Zhoumeng Lin's research is focused on developing computational models, especially PBPK models for chemicals and nanomaterials to support nanomedicine development, chemical and nanoparticle risk assessment. He is an associate professor in the Department of Environmental and Global Health in the College of Public Health and Health Professions.
Areas of Expertise (7)
Food Safety Assessment
Physiologically-Based Pharmacokinetic (PBPK) Modeling
Human Health Risk Assessment
Development of a multi-route physiologically based pharmacokinetic model for nanomaterials: a comparison between a traditional versus a new route-specific approach using gold nanoparticles in ratsParticle and Fibre Toxicology
Wei-Chun Chou, et al.
Physiologically based pharmacokinetic (PBPK) modeling is an important tool in predicting target organ dosimetry and risk assessment of nanoparticles (NPs). The methodology of building a multi-route PBPK model for NPs has not been established, nor systematically evaluated.
Machine learning and artificial intelligence in toxicological sciencesToxilogical Sciences
Wei-Chun Chou, et al.
Machine learning and artificial intelligence approaches have revolutionized multiple disciplines, including toxicology. This review summarizes representative recent applications of machine learning and artificial intelligence approaches in different areas of toxicology, including physiologically based pharmacokinetic (PBPK) modeling, quantitative structure-activity relationship modeling for toxicity prediction, adverse outcome pathway analysis, high-throughput screening, toxicogenomics, big data and toxicological databases.

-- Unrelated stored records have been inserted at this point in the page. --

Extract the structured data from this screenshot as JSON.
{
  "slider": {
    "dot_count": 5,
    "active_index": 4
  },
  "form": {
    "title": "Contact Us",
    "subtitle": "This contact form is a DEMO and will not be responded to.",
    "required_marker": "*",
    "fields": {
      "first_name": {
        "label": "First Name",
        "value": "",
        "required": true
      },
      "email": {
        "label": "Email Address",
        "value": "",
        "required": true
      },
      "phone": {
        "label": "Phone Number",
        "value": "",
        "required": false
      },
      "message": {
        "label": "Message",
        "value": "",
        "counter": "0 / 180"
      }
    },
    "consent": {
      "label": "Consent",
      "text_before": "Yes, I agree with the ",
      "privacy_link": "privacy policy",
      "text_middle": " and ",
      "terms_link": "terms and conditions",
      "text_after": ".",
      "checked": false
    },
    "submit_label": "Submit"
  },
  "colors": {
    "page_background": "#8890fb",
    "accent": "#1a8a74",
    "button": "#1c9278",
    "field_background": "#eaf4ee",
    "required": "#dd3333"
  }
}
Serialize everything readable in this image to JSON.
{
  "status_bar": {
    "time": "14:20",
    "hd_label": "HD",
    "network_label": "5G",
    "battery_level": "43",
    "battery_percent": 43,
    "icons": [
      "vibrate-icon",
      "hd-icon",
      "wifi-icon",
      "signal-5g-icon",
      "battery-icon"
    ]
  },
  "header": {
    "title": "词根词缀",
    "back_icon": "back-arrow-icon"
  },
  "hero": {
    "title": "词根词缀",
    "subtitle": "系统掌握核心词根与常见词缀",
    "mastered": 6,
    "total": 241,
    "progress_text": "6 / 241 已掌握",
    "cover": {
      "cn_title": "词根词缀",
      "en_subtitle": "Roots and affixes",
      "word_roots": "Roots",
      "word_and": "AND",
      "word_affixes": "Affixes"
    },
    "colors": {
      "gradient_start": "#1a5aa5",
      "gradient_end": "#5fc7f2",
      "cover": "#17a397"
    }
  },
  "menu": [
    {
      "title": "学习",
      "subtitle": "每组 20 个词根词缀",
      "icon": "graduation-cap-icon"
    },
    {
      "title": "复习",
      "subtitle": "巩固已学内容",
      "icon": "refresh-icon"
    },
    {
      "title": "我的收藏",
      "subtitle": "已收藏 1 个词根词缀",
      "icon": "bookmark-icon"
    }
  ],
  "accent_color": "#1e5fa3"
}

Residue depletion profiles and withdrawal interval estimations of meloxicam in eggs and ovarian follicles following intravenous and oral administration in domestic chickensRegulatory Toxicology and Pharmacology
Long Yuan, et al.
Meloxicam is a non-steroidal anti-inflammatory drug (NSAID) commonly prescribed in an extralabel manner for treating chickens in urbanized settings. The objectives of this study were to determine meloxicam depletion profiles in eggs and ovarian follicles and to estimate associated withdrawal intervals (WDI) in laying hens following a single intravenous or repeated oral administration. The observed peak concentration of meloxicam in ovarian follicles were consistently higher than in egg yolk and egg white samples.